Contains 1 set (24 cards) of "Take the Next Step" cards. Student is read a card stating a situation and must predict what would happen next. Also great for cause and effect goals! Example: "You spend time with a friend who has a cold." A possible outcome would be that you would get sick as well.

Contains 1 set (12 cards) of "Uncover the Mystery" cards. Student is read a multiple-choice riddle and must use humor and multiple-meaning words to figure it out. Example: "What does a dog do that boys wear? -pants, walks, shirt (pants would be the correct answer).

1 set (30 cards) of "Who Can Answer the Fastest?" cards. A fun version of the game "20 questions." Students are given 3 clues about a person, place or thing and must answer first to receive the card. For example "thing, bubble, sweet" would be "gum."

5 "Look for the Difference" worksheets. Students compare and answer inferential questions about objects.

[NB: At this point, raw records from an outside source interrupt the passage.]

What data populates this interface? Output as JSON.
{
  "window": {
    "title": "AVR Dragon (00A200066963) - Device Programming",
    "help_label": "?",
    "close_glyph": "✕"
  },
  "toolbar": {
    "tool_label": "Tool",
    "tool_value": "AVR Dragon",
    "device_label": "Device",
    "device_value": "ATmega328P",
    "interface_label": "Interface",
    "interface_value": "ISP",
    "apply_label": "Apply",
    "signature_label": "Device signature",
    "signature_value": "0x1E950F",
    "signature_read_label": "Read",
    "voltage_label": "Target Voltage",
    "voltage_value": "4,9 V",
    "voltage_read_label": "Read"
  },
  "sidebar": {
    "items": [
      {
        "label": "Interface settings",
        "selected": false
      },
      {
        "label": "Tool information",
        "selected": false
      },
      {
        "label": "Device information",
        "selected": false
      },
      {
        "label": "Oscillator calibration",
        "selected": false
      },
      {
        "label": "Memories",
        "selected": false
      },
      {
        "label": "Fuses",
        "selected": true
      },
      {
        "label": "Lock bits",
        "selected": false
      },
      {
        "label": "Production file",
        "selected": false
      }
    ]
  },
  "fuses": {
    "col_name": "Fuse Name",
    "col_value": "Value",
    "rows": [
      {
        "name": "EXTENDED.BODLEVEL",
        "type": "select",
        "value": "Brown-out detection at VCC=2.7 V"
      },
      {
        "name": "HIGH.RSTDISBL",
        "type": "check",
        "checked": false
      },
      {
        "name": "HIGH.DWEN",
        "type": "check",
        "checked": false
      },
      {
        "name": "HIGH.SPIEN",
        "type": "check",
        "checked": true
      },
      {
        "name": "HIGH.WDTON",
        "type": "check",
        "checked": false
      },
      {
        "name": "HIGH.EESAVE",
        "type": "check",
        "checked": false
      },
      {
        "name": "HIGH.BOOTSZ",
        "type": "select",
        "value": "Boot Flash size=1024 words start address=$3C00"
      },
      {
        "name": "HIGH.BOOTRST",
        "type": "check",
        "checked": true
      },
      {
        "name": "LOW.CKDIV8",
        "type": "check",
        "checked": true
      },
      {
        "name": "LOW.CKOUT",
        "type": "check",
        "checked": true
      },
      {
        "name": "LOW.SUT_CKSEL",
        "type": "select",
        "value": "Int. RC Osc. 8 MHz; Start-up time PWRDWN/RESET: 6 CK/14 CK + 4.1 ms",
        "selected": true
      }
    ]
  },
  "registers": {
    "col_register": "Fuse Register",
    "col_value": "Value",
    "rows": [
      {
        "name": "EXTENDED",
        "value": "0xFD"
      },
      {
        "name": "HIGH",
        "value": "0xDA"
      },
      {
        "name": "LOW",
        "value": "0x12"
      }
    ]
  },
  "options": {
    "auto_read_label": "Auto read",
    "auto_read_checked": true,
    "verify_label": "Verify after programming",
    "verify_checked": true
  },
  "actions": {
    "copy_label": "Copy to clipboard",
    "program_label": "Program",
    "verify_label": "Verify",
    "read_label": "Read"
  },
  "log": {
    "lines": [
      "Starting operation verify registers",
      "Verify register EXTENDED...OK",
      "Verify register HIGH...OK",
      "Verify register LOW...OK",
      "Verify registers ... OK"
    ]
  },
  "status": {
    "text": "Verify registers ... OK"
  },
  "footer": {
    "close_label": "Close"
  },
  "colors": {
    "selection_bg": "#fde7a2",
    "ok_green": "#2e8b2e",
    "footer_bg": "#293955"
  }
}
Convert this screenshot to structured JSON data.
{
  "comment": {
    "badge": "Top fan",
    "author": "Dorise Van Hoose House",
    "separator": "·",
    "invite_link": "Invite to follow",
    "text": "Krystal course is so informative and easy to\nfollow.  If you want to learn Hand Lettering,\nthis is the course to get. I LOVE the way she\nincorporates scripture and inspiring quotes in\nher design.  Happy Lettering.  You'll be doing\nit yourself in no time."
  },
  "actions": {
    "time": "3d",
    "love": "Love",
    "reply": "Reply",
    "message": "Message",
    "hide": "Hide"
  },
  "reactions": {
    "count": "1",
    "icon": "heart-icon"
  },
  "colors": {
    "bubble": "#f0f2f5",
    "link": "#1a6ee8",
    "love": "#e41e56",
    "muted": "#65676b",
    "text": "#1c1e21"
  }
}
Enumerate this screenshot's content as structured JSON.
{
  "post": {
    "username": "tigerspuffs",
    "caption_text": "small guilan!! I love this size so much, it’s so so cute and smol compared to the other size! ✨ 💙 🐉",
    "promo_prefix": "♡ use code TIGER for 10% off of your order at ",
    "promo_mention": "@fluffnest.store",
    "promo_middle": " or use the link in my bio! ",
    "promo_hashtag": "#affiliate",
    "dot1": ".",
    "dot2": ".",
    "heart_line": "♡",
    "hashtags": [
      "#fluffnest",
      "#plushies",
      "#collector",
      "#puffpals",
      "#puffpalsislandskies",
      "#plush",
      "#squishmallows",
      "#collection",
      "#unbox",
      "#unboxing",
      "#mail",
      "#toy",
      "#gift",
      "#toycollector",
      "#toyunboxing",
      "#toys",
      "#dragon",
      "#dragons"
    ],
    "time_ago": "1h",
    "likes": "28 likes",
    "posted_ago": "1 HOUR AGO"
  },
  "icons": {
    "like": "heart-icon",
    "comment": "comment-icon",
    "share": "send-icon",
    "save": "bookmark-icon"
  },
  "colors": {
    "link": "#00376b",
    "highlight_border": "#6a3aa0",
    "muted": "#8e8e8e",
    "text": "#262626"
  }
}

This unit has it all! Best of all, it can be played multiple ways and will have your kiddos laughing and having fun while using their brains! Please feel free to contact me with any questions!


Sunday, September 2, 2012

New Products to Collect Data in a Hurry

I hope everyone is enjoying their labor day holiday! This is it for me until Thanksgiving break :( so I will definitely be making use of tomorrow (playing games with family :-))

I just wanted to let everyone know that I've been keeping busy posting new products on my TPT store. I know how busy you are-especially during the start of school- and these products are designed with your time in mind!
My "Quick Cards" collection is designed to be a grab-and-go quick screening to see how students produce consonants, phonological processes and the 7 types of /r/. It contains over 750 words altogether! You can grab them individually or look for the bundle package to save even more time and money. Grab the bundle pack (all three cards for $3) at my TPT store. I laminate them and use dry-erase markers to make use of again and again!

My next product focuses on language ability. These quick curriculum-based language measures provide information on a student's strengths and weaknesses. They are made for Kindergarten through 5th Grade. These are not norm-referenced assessments-rather they give a picture of what a student knows and what they don't know based on the standards taught in that grade level. I created them to get a sense of my students' ability during our first week of therapy (after summer break) or before I write a student's IEP. I hope you enjoy them and find them helpful! Find all 6 assessments (K-5th grade) for $5 at my TPT store!